What you need to do:
Could you reproduce every record below exactly as written?

Stored data entries
--------------------------------
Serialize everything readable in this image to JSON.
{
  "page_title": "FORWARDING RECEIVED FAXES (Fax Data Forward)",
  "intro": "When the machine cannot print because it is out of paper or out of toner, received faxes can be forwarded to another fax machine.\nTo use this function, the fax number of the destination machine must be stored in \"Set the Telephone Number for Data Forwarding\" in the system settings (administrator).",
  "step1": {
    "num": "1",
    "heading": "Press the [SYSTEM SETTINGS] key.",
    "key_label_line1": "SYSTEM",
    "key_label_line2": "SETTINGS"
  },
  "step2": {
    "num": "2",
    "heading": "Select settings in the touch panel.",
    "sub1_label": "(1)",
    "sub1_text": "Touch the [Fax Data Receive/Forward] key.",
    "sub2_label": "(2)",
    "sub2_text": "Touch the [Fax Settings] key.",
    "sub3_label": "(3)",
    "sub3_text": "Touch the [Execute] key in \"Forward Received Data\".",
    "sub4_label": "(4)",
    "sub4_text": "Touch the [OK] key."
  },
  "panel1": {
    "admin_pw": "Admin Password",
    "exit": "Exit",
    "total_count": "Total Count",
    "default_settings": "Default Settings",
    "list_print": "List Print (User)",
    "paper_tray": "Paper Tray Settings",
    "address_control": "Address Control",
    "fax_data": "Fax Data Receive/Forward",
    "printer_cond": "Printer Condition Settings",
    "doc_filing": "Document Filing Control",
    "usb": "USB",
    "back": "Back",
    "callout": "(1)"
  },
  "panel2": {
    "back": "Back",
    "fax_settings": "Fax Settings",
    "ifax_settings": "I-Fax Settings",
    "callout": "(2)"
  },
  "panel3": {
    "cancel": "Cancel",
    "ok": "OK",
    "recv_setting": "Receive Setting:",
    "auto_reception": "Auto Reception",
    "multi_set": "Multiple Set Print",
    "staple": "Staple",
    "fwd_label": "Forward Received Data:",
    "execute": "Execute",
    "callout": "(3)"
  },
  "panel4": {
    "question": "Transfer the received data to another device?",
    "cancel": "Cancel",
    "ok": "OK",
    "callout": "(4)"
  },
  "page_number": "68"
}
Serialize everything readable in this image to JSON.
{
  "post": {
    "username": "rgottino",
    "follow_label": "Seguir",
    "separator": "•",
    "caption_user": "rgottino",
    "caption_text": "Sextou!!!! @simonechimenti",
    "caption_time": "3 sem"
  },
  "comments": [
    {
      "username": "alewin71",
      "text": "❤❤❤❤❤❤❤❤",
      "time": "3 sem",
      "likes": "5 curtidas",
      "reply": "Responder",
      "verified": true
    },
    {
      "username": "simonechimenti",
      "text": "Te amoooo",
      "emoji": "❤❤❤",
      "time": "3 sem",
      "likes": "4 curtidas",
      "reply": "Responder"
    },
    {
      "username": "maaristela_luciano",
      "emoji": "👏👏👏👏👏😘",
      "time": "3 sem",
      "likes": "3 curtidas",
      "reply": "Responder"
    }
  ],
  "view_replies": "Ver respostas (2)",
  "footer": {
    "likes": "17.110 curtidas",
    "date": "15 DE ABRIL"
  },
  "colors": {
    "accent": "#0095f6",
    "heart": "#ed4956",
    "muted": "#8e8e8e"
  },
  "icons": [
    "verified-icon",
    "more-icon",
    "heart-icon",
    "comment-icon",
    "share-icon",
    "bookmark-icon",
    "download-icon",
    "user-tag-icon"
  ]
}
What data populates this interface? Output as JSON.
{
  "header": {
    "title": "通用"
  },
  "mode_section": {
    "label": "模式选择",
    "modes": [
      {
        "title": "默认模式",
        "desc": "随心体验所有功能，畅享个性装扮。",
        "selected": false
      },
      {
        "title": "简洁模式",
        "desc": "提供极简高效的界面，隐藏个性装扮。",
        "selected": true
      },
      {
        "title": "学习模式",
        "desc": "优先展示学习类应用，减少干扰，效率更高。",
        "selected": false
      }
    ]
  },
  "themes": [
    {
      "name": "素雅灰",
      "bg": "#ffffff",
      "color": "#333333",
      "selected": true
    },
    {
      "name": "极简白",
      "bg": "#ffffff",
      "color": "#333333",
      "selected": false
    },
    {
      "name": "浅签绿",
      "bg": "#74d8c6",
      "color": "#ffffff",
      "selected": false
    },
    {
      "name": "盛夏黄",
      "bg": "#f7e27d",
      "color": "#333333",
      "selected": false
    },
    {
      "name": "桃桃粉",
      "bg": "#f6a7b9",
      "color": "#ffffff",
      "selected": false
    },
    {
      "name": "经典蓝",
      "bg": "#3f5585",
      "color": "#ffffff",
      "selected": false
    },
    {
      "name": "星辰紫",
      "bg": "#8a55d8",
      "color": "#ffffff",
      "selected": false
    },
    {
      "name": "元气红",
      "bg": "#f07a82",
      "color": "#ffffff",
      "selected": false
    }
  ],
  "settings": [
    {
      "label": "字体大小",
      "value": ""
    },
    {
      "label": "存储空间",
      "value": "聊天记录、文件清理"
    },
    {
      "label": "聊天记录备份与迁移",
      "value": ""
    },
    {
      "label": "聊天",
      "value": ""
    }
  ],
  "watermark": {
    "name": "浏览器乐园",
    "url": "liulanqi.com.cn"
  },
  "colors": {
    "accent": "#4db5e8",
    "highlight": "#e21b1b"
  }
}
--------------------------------
Answer to this task:
Serialize everything readable in this image to JSON.
{
  "page_title": "FORWARDING RECEIVED FAXES (Fax Data Forward)",
  "intro": "When the machine cannot print because it is out of paper or out of toner, received faxes can be forwarded to another fax machine.\nTo use this function, the fax number of the destination machine must be stored in \"Set the Telephone Number for Data Forwarding\" in the system settings (administrator).",
  "step1": {
    "num": "1",
    "heading": "Press the [SYSTEM SETTINGS] key.",
    "key_label_line1": "SYSTEM",
    "key_label_line2": "SETTINGS"
  },
  "step2": {
    "num": "2",
    "heading": "Select settings in the touch panel.",
    "sub1_label": "(1)",
    "sub1_text": "Touch the [Fax Data Receive/Forward] key.",
    "sub2_label": "(2)",
    "sub2_text": "Touch the [Fax Settings] key.",
    "sub3_label": "(3)",
    "sub3_text": "Touch the [Execute] key in \"Forward Received Data\".",
    "sub4_label": "(4)",
    "sub4_text": "Touch the [OK] key."
  },
  "panel1": {
    "admin_pw": "Admin Password",
    "exit": "Exit",
    "total_count": "Total Count",
    "default_settings": "Default Settings",
    "list_print": "List Print (User)",
    "paper_tray": "Paper Tray Settings",
    "address_control": "Address Control",
    "fax_data": "Fax Data Receive/Forward",
    "printer_cond": "Printer Condition Settings",
    "doc_filing": "Document Filing Control",
    "usb": "USB",
    "back": "Back",
    "callout": "(1)"
  },
  "panel2": {
    "back": "Back",
    "fax_settings": "Fax Settings",
    "ifax_settings": "I-Fax Settings",
    "callout": "(2)"
  },
  "panel3": {
    "cancel": "Cancel",
    "ok": "OK",
    "recv_setting": "Receive Setting:",
    "auto_reception": "Auto Reception",
    "multi_set": "Multiple Set Print",
    "staple": "Staple",
    "fwd_label": "Forward Received Data:",
    "execute": "Execute",
    "callout": "(3)"
  },
  "panel4": {
    "question": "Transfer the received data to another device?",
    "cancel": "Cancel",
    "ok": "OK",
    "callout": "(4)"
  },
  "page_number": "68"
}
Serialize everything readable in this image to JSON.
{
  "post": {
    "username": "rgottino",
    "follow_label": "Seguir",
    "separator": "•",
    "caption_user": "rgottino",
    "caption_text": "Sextou!!!! @simonechimenti",
    "caption_time": "3 sem"
  },
  "comments": [
    {
      "username": "alewin71",
      "text": "❤❤❤❤❤❤❤❤",
      "time": "3 sem",
      "likes": "5 curtidas",
      "reply": "Responder",
      "verified": true
    },
    {
      "username": "simonechimenti",
      "text": "Te amoooo",
      "emoji": "❤❤❤",
      "time": "3 sem",
      "likes": "4 curtidas",
      "reply": "Responder"
    },
    {
      "username": "maaristela_luciano",
      "emoji": "👏👏👏👏👏😘",
      "time": "3 sem",
      "likes": "3 curtidas",
      "reply": "Responder"
    }
  ],
  "view_replies": "Ver respostas (2)",
  "footer": {
    "likes": "17.110 curtidas",
    "date": "15 DE ABRIL"
  },
  "colors": {
    "accent": "#0095f6",
    "heart": "#ed4956",
    "muted": "#8e8e8e"
  },
  "icons": [
    "verified-icon",
    "more-icon",
    "heart-icon",
    "comment-icon",
    "share-icon",
    "bookmark-icon",
    "download-icon",
    "user-tag-icon"
  ]
}
What data populates this interface? Output as JSON.
{
  "header": {
    "title": "通用"
  },
  "mode_section": {
    "label": "模式选择",
    "modes": [
      {
        "title": "默认模式",
        "desc": "随心体验所有功能，畅享个性装扮。",
        "selected": false
      },
      {
        "title": "简洁模式",
        "desc": "提供极简高效的界面，隐藏个性装扮。",
        "selected": true
      },
      {
        "title": "学习模式",
        "desc": "优先展示学习类应用，减少干扰，效率更高。",
        "selected": false
      }
    ]
  },
  "themes": [
    {
      "name": "素雅灰",
      "bg": "#ffffff",
      "color": "#333333",
      "selected": true
    },
    {
      "name": "极简白",
      "bg": "#ffffff",
      "color": "#333333",
      "selected": false
    },
    {
      "name": "浅签绿",
      "bg": "#74d8c6",
      "color": "#ffffff",
      "selected": false
    },
    {
      "name": "盛夏黄",
      "bg": "#f7e27d",
      "color": "#333333",
      "selected": false
    },
    {
      "name": "桃桃粉",
      "bg": "#f6a7b9",
      "color": "#ffffff",
      "selected": false
    },
    {
      "name": "经典蓝",
      "bg": "#3f5585",
      "color": "#ffffff",
      "selected": false
    },
    {
      "name": "星辰紫",
      "bg": "#8a55d8",
      "color": "#ffffff",
      "selected": false
    },
    {
      "name": "元气红",
      "bg": "#f07a82",
      "color": "#ffffff",
      "selected": false
    }
  ],
  "settings": [
    {
      "label": "字体大小",
      "value": ""
    },
    {
      "label": "存储空间",
      "value": "聊天记录、文件清理"
    },
    {
      "label": "聊天记录备份与迁移",
      "value": ""
    },
    {
      "label": "聊天",
      "value": ""
    }
  ],
  "watermark": {
    "name": "浏览器乐园",
    "url": "liulanqi.com.cn"
  },
  "colors": {
    "accent": "#4db5e8",
    "highlight": "#e21b1b"
  }
}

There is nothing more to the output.